Yes, it takes two hands to clap to make a good relationship. But God, through Paul, has commanded us to obey and honor our parents because it is right and so that we will continue to receive God’s blessings. In Colossians 3:20, the same instruction is given for children to obey their parents in everything, “for this pleases the Lord”.
We ought to respect our parents simply because God has given and set them above us, and it pleases Him. Whether or not that relationship achieves depth or not depends on how much we want it and how much we allow God to heal the hurt in our hearts.
2. Talk to others and pray about the next step
Is it time to do something about it or is it the season to just pray and wait?
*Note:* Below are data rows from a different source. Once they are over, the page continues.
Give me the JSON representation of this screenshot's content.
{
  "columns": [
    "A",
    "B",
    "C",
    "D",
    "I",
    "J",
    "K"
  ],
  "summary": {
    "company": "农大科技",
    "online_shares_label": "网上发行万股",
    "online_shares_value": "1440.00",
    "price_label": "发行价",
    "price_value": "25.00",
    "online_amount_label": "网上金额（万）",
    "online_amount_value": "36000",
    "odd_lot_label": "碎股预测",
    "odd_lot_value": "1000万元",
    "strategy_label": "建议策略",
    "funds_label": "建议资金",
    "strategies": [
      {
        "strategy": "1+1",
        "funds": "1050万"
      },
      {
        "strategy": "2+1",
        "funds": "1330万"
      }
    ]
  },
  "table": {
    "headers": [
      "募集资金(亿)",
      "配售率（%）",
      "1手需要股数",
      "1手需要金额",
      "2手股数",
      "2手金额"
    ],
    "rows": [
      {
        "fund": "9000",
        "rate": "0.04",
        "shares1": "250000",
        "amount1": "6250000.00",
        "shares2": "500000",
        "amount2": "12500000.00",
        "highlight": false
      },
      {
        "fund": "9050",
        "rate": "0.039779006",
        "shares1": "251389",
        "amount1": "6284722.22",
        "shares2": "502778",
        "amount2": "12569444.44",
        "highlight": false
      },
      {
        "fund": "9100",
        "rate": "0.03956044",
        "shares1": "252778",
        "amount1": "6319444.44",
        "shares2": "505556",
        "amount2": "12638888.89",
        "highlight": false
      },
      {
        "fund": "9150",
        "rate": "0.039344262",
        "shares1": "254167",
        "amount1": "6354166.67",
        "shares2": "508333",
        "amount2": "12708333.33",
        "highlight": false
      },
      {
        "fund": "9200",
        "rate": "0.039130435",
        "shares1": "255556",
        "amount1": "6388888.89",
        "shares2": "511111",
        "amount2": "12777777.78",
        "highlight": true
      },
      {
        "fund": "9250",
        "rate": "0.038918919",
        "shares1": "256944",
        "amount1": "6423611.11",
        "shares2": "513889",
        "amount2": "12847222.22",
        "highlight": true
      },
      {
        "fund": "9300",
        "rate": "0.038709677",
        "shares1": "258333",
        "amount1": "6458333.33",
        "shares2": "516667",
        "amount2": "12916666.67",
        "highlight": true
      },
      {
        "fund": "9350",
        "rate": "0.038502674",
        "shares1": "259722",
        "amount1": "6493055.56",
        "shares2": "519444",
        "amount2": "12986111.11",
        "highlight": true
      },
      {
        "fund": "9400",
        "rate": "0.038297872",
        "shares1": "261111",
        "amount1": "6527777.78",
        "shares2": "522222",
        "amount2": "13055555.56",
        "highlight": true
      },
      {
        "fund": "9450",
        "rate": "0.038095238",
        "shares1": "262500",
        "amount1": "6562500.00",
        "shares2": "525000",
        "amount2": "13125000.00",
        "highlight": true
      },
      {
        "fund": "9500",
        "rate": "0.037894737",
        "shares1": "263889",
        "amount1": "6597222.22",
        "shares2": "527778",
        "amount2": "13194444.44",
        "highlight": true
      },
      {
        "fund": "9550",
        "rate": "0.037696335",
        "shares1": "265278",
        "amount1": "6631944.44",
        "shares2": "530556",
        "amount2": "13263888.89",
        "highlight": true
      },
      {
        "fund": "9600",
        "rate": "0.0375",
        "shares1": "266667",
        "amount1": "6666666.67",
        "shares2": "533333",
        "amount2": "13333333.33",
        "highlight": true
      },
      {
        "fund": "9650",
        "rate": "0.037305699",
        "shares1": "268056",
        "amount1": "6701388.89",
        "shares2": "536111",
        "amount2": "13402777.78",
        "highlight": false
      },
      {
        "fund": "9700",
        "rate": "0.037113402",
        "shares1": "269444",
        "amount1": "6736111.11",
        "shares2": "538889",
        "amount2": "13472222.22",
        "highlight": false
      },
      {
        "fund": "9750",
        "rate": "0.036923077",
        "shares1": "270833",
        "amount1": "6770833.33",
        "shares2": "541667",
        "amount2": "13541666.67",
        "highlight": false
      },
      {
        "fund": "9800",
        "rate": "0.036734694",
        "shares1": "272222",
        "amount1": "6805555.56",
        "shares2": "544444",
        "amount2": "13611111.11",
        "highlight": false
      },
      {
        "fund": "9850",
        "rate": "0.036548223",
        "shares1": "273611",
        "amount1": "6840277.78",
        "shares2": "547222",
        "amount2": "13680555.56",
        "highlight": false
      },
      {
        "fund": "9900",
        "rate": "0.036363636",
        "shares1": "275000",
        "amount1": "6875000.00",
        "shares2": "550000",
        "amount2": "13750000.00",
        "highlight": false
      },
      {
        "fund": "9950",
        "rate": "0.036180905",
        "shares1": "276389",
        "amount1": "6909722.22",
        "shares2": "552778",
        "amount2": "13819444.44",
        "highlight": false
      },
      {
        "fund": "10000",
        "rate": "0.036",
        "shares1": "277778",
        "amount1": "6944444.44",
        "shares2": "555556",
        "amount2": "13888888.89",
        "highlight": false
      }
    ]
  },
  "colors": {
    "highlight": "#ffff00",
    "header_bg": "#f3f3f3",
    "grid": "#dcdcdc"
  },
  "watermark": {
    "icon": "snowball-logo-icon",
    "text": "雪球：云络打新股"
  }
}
I asked my friend (the one whose mum is in regular contact with another man) whether she has brought up the issue with her mother or the man. She said she recognizes his number and has even memorized it in the event she needs to confront him. But she decided against doing anything because she fears that her mum would not be able to take it.
Sometimes, the burden is not for us—as children—to carry. A friend once asked a former teacher whether she worried about her husband having affairs or flings overseas as he traveled often. She replied, “I don’t have to. This is a matter between him and God.” In Ezekiel 18:20, we read that the one who sins will bear the punishment. Children do not share the guilt of their parents, and vice-versa.
If you are afraid of getting out of your comfort zone or rocking the boat, seek God’s leading through prayer and take things one step at a time. If you are dissatisfied with the way things are, or fear that you will have regrets when your parents die, ask God to help you discern how to change things for the better and to give you the courage to do it.
3. Ask God to guard us against repeating sins that hurt us.
As flawed human beings, we are innately sinful and are naturally inclined to falter or sin (Romans 3:23). And sometimes, we seemingly repeat the very sins that have hurt us before. For instance, family violence and divorce are (at times) transmitted across generations.
What then can we do about this?
We can ask God to guard us against repeating the sin that once hurt us. The Bible also tells us to confess and repent of that sin in the family line (Leviticus 26:40-42). Let’s stand in the gap for our loved ones.
God can redeem time and repay losses. For those with broken families—treasure them and the time we have with them. For those who have been hurt by the very people who are supposed to protect or love us—accept God’s love and ask for His strength and grace to forgive them.
May His love overflow in our hearts and give us the capacity to love others. For love “keeps no record of wrongs” (1 Corinthians 13:5). We are also instructed to “love each other deeply, because love covers over a multitude of sins.” (1 Peter 4:8)
I still don’t know why God allowed for that “secret” or new bit of information to be revealed to me at this point in my life. But I trust His heart that He will use it for good. The hurt is real in today’s world—rejection, depression, guilt and fear are rampant. So perhaps there is value in tracing the pain back to its source. When we know where the wounds are, healing can begin.